Could this day get any worse?
Five minutes later, I turn the corner expecting to see a fully functioning Kinko’s, except it was Sunday; the day they close early. All the lights were off, and the closed sign hung at the entrance, almost taunting me. My blood boiled.
I opened my GPS on my phone and saw the nearest printing place was almost across town. I was screwed. Then I noticed a smaller looking store a couple blocks north from where I was, and it read “Staples.” I was relieved; I felt like this was really it. This time I wasn’t jogging; I was almost sprinting. I arrived at the store and came to find out that it’s a cheap women’s clothing store called Staples fashion. At this point, I felt like Jim Carrey in Bruce Almighty as I looked up at the grey sky.
20 minutes to tip off.
Desperate times call for desperate measures.
I hit every little shop on Hope Street, which was enough irony to make me crack a grin in this time of agony. I asked about 15 shopkeepers if they had a functioning printer; I even added that I would be willing to pay to print these papers. All of them shunned me, some ruder than others. One man who had a thick accent, possibly some kind of European, bluntly quipped, “Unless you are buying something, I want you out of my store, you hear?” I was hot, but I walked away. By this time, I had hit at least 10 stores.
My family was still at L.A Live. My dad had been checking in with me every 10 minutes and he could tell how irritated I was, but he advised me to relax and to think outside the box. I can’t even lie; I had lost hope.
I started to power-walk back towards the direction of Staples Center with my head down and my phone clenched in my hand. Across the street, I noticed a slightly rundown hotel, but the lights were on, illuminating a long hall at the entrance. To this day I do not to know why, but something told me to give this place a shot. So, I did. I walked in hesitantly and saw an older white man chatting with the receptionist there. The greeter was a young Hispanic man, maybe a few years older than me. His name was Eric.

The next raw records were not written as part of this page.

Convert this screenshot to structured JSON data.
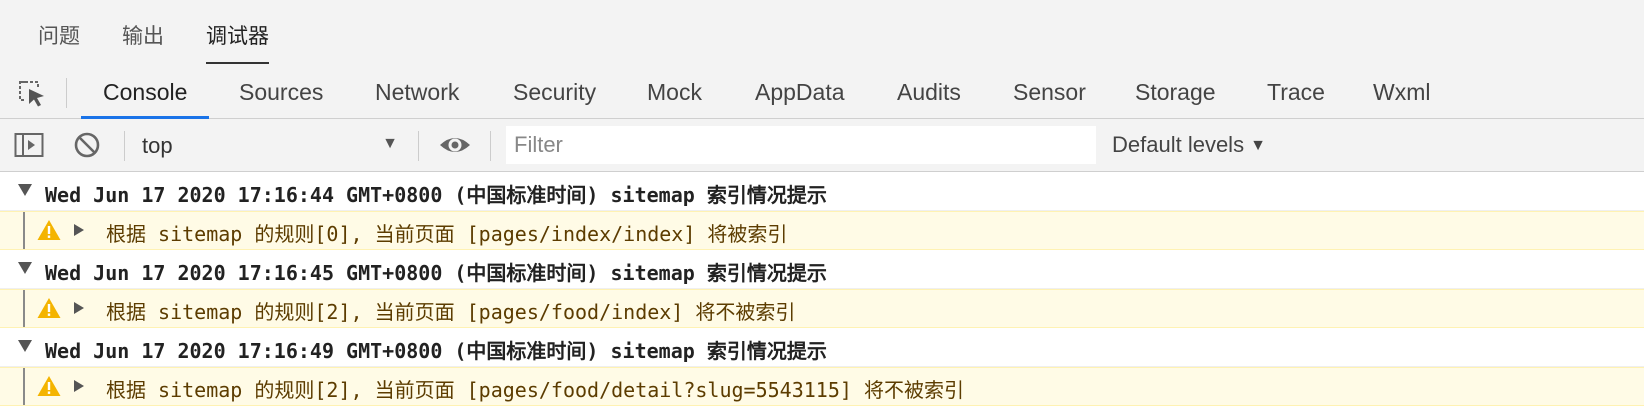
{
  "panel_tabs": [
    {
      "label": "问题",
      "active": false
    },
    {
      "label": "输出",
      "active": false
    },
    {
      "label": "调试器",
      "active": true
    }
  ],
  "devtools_tabs": [
    {
      "label": "Console",
      "active": true
    },
    {
      "label": "Sources"
    },
    {
      "label": "Network"
    },
    {
      "label": "Security"
    },
    {
      "label": "Mock"
    },
    {
      "label": "AppData"
    },
    {
      "label": "Audits"
    },
    {
      "label": "Sensor"
    },
    {
      "label": "Storage"
    },
    {
      "label": "Trace"
    },
    {
      "label": "Wxml"
    }
  ],
  "toolbar": {
    "context": "top",
    "filter_placeholder": "Filter",
    "levels_label": "Default levels"
  },
  "console": {
    "groups": [
      {
        "header": "Wed Jun 17 2020 17:16:44 GMT+0800 (中国标准时间) sitemap 索引情况提示",
        "message": "根据 sitemap 的规则[0], 当前页面 [pages/index/index] 将被索引"
      },
      {
        "header": "Wed Jun 17 2020 17:16:45 GMT+0800 (中国标准时间) sitemap 索引情况提示",
        "message": "根据 sitemap 的规则[2], 当前页面 [pages/food/index] 将不被索引"
      },
      {
        "header": "Wed Jun 17 2020 17:16:49 GMT+0800 (中国标准时间) sitemap 索引情况提示",
        "message": "根据 sitemap 的规则[2], 当前页面 [pages/food/detail?slug=5543115] 将不被索引"
      }
    ]
  },
  "colors": {
    "active_tab_underline": "#1a73e8",
    "warning_background": "#fffbe6",
    "warning_icon": "#f4b400"
  }
}
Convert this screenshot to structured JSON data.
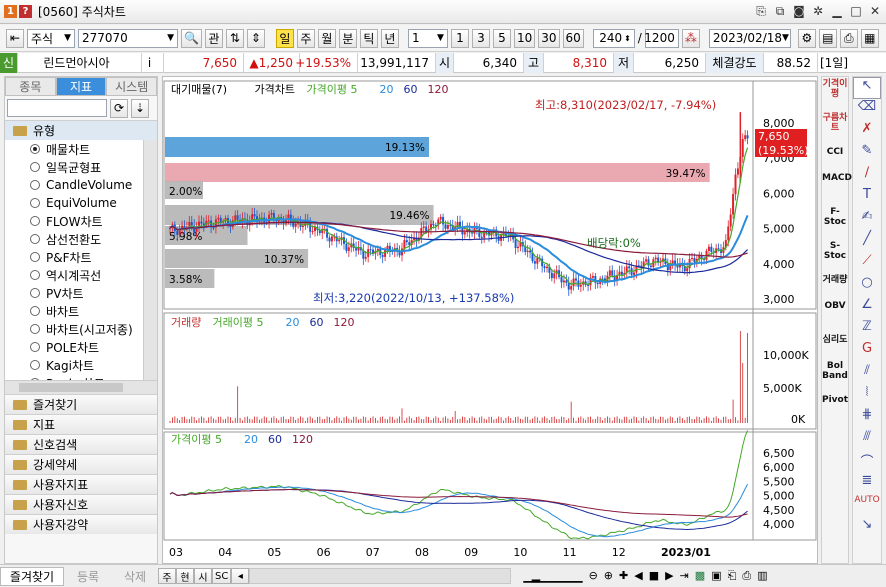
{
  "window": {
    "badge1": "1",
    "badge2": "?",
    "title": "[0560] 주식차트"
  },
  "toolbar": {
    "market": "주식",
    "code": "277070",
    "btn_kwan": "관",
    "periods": [
      "일",
      "주",
      "월",
      "분",
      "틱",
      "년"
    ],
    "numbox": "1",
    "nums": [
      "1",
      "3",
      "5",
      "10",
      "30",
      "60"
    ],
    "count": "240",
    "slash": "/",
    "total": "1200",
    "date": "2023/02/18"
  },
  "info": {
    "sin": "신",
    "name": "린드먼아시아",
    "i": "i",
    "price": "7,650",
    "change": "▲1,250",
    "pct": "+19.53%",
    "volume": "13,991,117",
    "open_lbl": "시",
    "open": "6,340",
    "high_lbl": "고",
    "high": "8,310",
    "low_lbl": "저",
    "low": "6,250",
    "str_lbl": "체결강도",
    "strength": "88.52",
    "period": "[1일]"
  },
  "leftpane": {
    "tabs": [
      "종목",
      "지표",
      "시스템"
    ],
    "group": "유형",
    "items": [
      "매물차트",
      "일목균형표",
      "CandleVolume",
      "EquiVolume",
      "FLOW차트",
      "삼선전환도",
      "P&F차트",
      "역시계곡선",
      "PV차트",
      "바차트",
      "바차트(시고저종)",
      "POLE차트",
      "Kagi차트",
      "Renko차트"
    ],
    "folders": [
      "즐겨찾기",
      "지표",
      "신호검색",
      "강세약세",
      "사용자지표",
      "사용자신호",
      "사용자강약"
    ],
    "bottom_tabs": [
      "즐겨찾기",
      "등록",
      "삭제"
    ]
  },
  "chart": {
    "legend_price": [
      "대기매물(7)",
      "가격차트",
      "가격이평 5",
      "20",
      "60",
      "120"
    ],
    "legend_volume": [
      "거래량",
      "거래이평 5",
      "20",
      "60",
      "120"
    ],
    "legend_ma": [
      "가격이평 5",
      "20",
      "60",
      "120"
    ],
    "high_note": "최고:8,310(2023/02/17, -7.94%)",
    "low_note": "최저:3,220(2022/10/13, +137.58%)",
    "div_note": "배당락:0%",
    "cur_price": "7,650",
    "cur_pct": "(19.53%)",
    "price_axis": [
      "8,000",
      "7,000",
      "6,000",
      "5,000",
      "4,000",
      "3,000"
    ],
    "vol_axis": [
      "10,000K",
      "5,000K",
      "0K"
    ],
    "ma_axis": [
      "6,500",
      "6,000",
      "5,500",
      "5,000",
      "4,500",
      "4,000"
    ],
    "x_labels": [
      "03",
      "04",
      "05",
      "06",
      "07",
      "08",
      "09",
      "10",
      "11",
      "12",
      "2023/01"
    ],
    "profile": [
      {
        "pct": "19.13%",
        "frac": 0.1913
      },
      {
        "pct": "39.47%",
        "frac": 0.3947
      },
      {
        "pct": "2.00%",
        "frac": 0.02
      },
      {
        "pct": "19.46%",
        "frac": 0.1946
      },
      {
        "pct": "5.98%",
        "frac": 0.0598
      },
      {
        "pct": "10.37%",
        "frac": 0.1037
      },
      {
        "pct": "3.58%",
        "frac": 0.0358
      }
    ],
    "colors": {
      "price_up": "#e0202a",
      "ma5": "#44a828",
      "ma20": "#2a8cdc",
      "ma60": "#1a2a9a",
      "ma120": "#8a1a3a",
      "profile_hi": "#4a9ad6",
      "profile_red": "#e8a0a8",
      "profile_gray": "#b4b4b4"
    }
  },
  "rightbar": [
    "기격이평",
    "구름차트",
    "CCI",
    "MACD",
    "F-Stoc",
    "S-Stoc",
    "거래량",
    "OBV",
    "심리도",
    "Bol Band",
    "Pivot"
  ],
  "bottom": {
    "tabs": [
      "주",
      "현",
      "시",
      "SC"
    ]
  }
}
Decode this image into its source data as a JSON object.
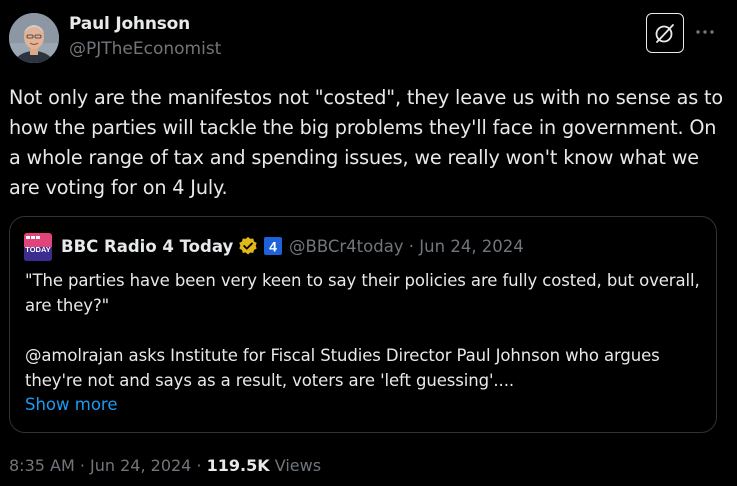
{
  "author": {
    "name": "Paul Johnson",
    "handle": "@PJTheEconomist"
  },
  "tweet": {
    "text": "Not only are the manifestos not \"costed\", they leave us with no sense as to how the parties will tackle the big problems they'll face in government. On a whole range of tax and spending issues, we really won't know what we are voting for on 4 July."
  },
  "header": {
    "grok_icon": "grok-icon",
    "more_icon": "more-horizontal-icon"
  },
  "quote": {
    "author_name": "BBC Radio 4 Today",
    "avatar_text": "TODAY",
    "badge_number": "4",
    "meta": "@BBCr4today · Jun 24, 2024",
    "paragraph_1": "\"The parties have been very keen to say their policies are fully costed, but overall, are they?\"",
    "paragraph_2": "@amolrajan asks Institute for Fiscal Studies Director Paul Johnson who argues they're not and says as a result, voters are 'left guessing'....",
    "show_more": "Show more",
    "verified_icon": "verified-gold-badge-icon"
  },
  "footer": {
    "time_date": "8:35 AM · Jun 24, 2024 · ",
    "views_count": "119.5K",
    "views_label": " Views"
  },
  "colors": {
    "background": "#000000",
    "text": "#e7e9ea",
    "secondary": "#71767b",
    "link": "#1d9bf0",
    "border": "#2f3336",
    "verified_gold": "#e2b719",
    "bbc_blue": "#1d62d8"
  }
}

“Hey man, what can I do for you?”
I explained my situation and how I had received nothing but rejection.
“Don’t trip bro, I got you.” Those words upped my mood right away.
“You just need to print them right? What kind of phone you got?”
I told him I had an iPhone, I immediately saw a look of concern in his face.
“Ah, damn man I don’t know if I will be able to print with that, hold on be right back.”
The old, white man was there with us the whole time and we chatted a bit in the meantime. He told me, “You know he’s not going to let you go until you have your tickets; he’s an engineer—he won’t stop until he finds a way.”
Eric went to the backroom and asked some of his co-workers if anyone had an iPhone charger, eventually he was able to get one. After trying some simple tricks, he connected my phone to the computer, and I’m not sure how, but he was able to access my email metadata from my phone. He then found a way to print my tickets, and I felt like owed my life to that man. If I’m honest, I would’ve given up the minute he told me my phone wasn’t compatible with the printer. But he didn’t give up; in that instance alone he reinstated all the hope in humanity I had lost just 20 minutes earlier. I thanked him about six or seven times, he told me I’d better get going; the game just started. I called my dad and dashed out of there. I made it back to Staples in about 5 minutes; I looked like I just ran a marathon in street clothes. I nestled the papers in my hand, trying not to crumple them, and we entered the arena. Just 30 minutes ago, I was envisioning a disappointing drive home.
|Staples Center via: Kenneth Han|
I enjoyed the game with my family there; the Lakers picked up one of their 17 wins of the season that night after taking down the Suns, 97-77. That night I reveled in a great Laker win, but learned an even larger lesson through it all. Sometimes it is good to go out of ones way to help others and that is a lesson that I hold dear to my heart to this day, all because of an astounding night in LA.